WHAT THIS TASK INVOLVES: Print each entry in full, word for word, with no pictures in the result.

[Start of Attachment]

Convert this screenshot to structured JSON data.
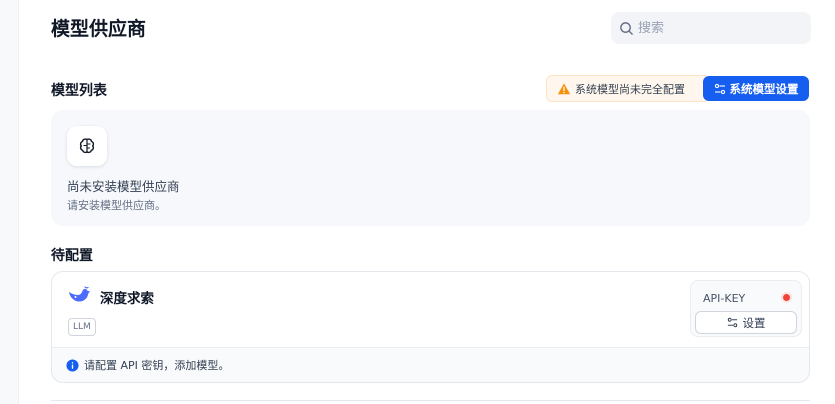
{
  "header": {
    "title": "模型供应商",
    "search_placeholder": "搜索"
  },
  "model_list": {
    "title": "模型列表",
    "warning_text": "系统模型尚未完全配置",
    "settings_button_label": "系统模型设置",
    "empty": {
      "title": "尚未安装模型供应商",
      "subtitle": "请安装模型供应商。"
    }
  },
  "pending": {
    "title": "待配置",
    "provider": {
      "name": "深度求索",
      "tag": "LLM",
      "api_key_label": "API-KEY",
      "status": "not-configured",
      "setup_button_label": "设置",
      "hint": "请配置 API 密钥，添加模型。"
    }
  },
  "colors": {
    "accent": "#155EEF",
    "warning": "#F79009",
    "error_dot": "#F04438",
    "brand_whale": "#4D6BFE"
  },
  "icons": [
    "search-icon",
    "warning-icon",
    "sliders-icon",
    "brain-icon",
    "deepseek-whale-icon",
    "info-icon"
  ]
}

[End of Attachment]

RESULT OF THIS TASK:
Convert this screenshot to structured JSON data.
{
  "header": {
    "title": "模型供应商",
    "search_placeholder": "搜索"
  },
  "model_list": {
    "title": "模型列表",
    "warning_text": "系统模型尚未完全配置",
    "settings_button_label": "系统模型设置",
    "empty": {
      "title": "尚未安装模型供应商",
      "subtitle": "请安装模型供应商。"
    }
  },
  "pending": {
    "title": "待配置",
    "provider": {
      "name": "深度求索",
      "tag": "LLM",
      "api_key_label": "API-KEY",
      "status": "not-configured",
      "setup_button_label": "设置",
      "hint": "请配置 API 密钥，添加模型。"
    }
  },
  "colors": {
    "accent": "#155EEF",
    "warning": "#F79009",
    "error_dot": "#F04438",
    "brand_whale": "#4D6BFE"
  },
  "icons": [
    "search-icon",
    "warning-icon",
    "sliders-icon",
    "brain-icon",
    "deepseek-whale-icon",
    "info-icon"
  ]
}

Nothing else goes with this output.